Although upfront costs can be expensive and public charging fees are on the rise, experts still see EVs as a way to save money in the long run.
EV owners don’t pay any Vehicle Excise Duty (VED) rates meaning owners can save a staggering £180 a year.
City clear air zone schemes such as London’s Ultra Low Emissions Zone (ULEZ) expansion will also not be an issue meaning motorists are not slapped with extra punitive charges.
READ MORE Government urged to slice ‘discriminatory’ car tax rule
Adrian Keen, CEO of InstaVolt said cutting car tax rates was still a “big incentive” for many to make the transition.
He told Express.co,uk: “Whilst electric vehicles have higher upfront costs than petrol and diesel ones, a string of studies have found they are cheaper to run over their lifetime due to lower maintenance costs and lower annual road tax or, in the case of company car drivers, benefit-in-kind tax.
“Whether as a company car driver or a consumer, the amount of tax you pay is lower than a fossil fuel car.
Workers could lose 21 days of income a year due to car tax changes[LATEST]
Motorists may be slapped with ‘barmy’ new car tax changes in years[ANALYSIS]
Drivers may face £100million daily car tax fees under national ULEZ scheme[COMMENT]
“Because of these tax benefits, many companies are choosing to electrify their fleets of company cars, and thanks to chargepoint operators such as InstaVolt, the fast-growing network of rapid EV chargers is giving EV drivers and fleet managers the confidence to make the switch.
“This is good news for those companies making the switch, but the environmental benefit is significant, too.
“The current annual flat rate of road tax for the 2023/2024 tax year is £180, but fully electric cars pay nothing.
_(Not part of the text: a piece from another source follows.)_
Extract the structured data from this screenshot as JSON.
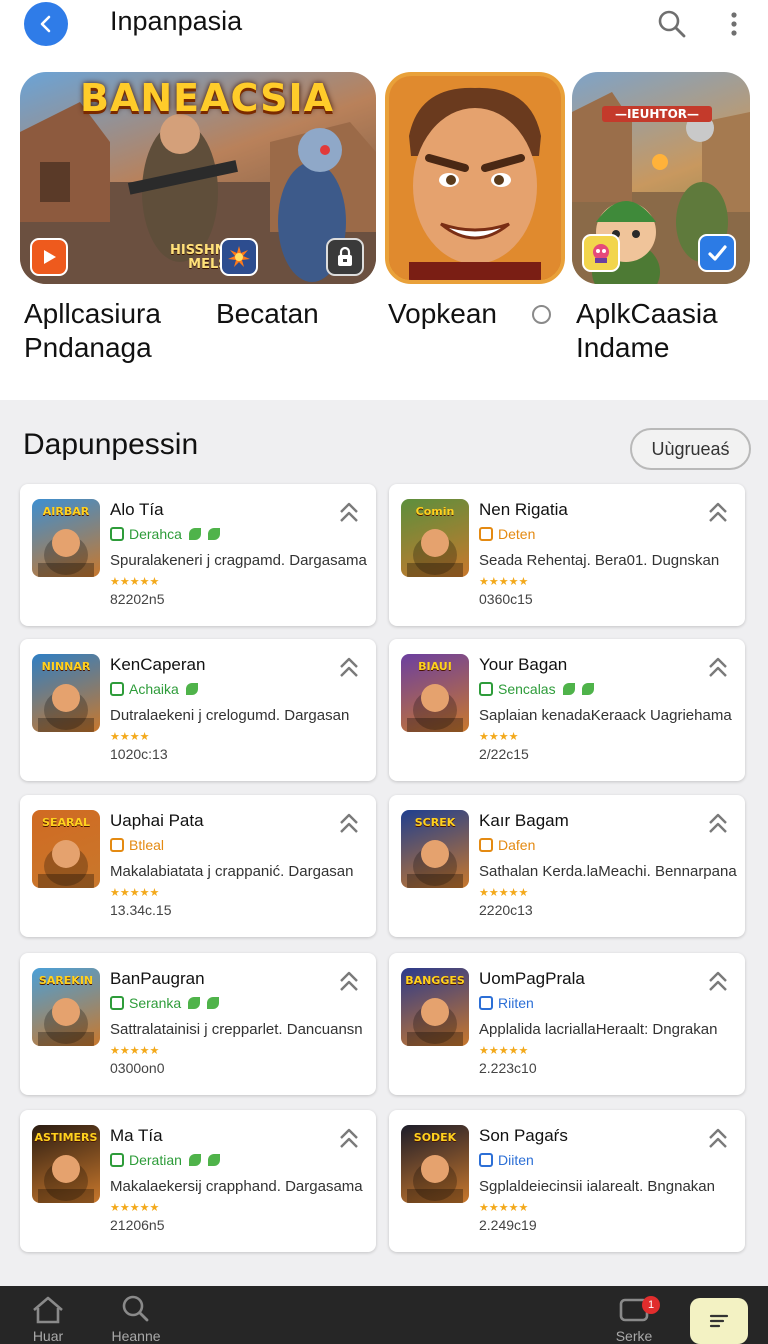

Saving the best part of £200 a year is a big incentive for many drivers, alongside the wider savings that come with owning an EV.”
We use your sign-up to provide content in ways you’ve consented to and to improve our understanding of you. This may include adverts from us and 3rd parties based on our understanding. You can unsubscribe at any time. More info
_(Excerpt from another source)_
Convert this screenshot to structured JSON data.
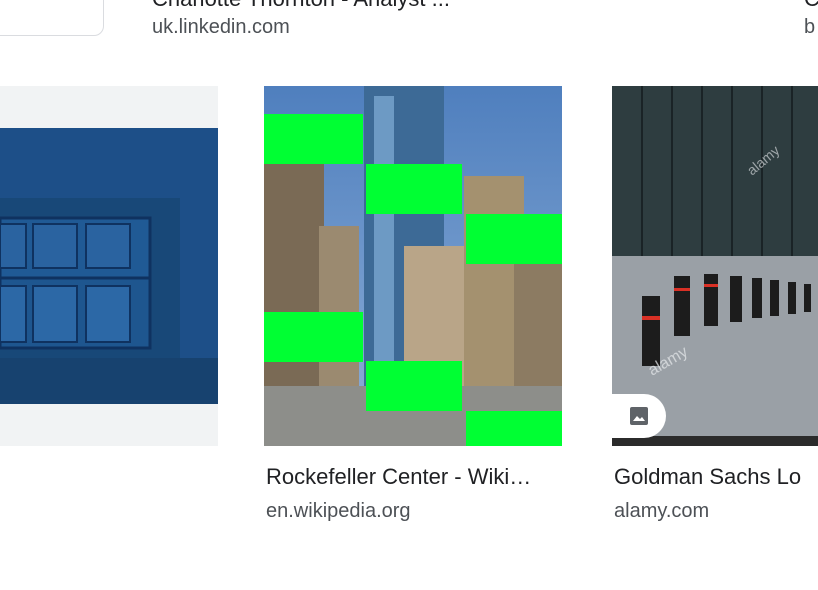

But, motorists need to take advantage of the benefits while they are still available with changes on the horizon.
Free tax is not likely to be around for too much longer with Chancellor Jeremy Hunt also pledging to issue fees on EV owners from April 1 2025.
In the 2022 Autumn Budget, Hunt confirmed the fees would be introduced to make the “motoring tax system fairer”.
Source: Read Full Article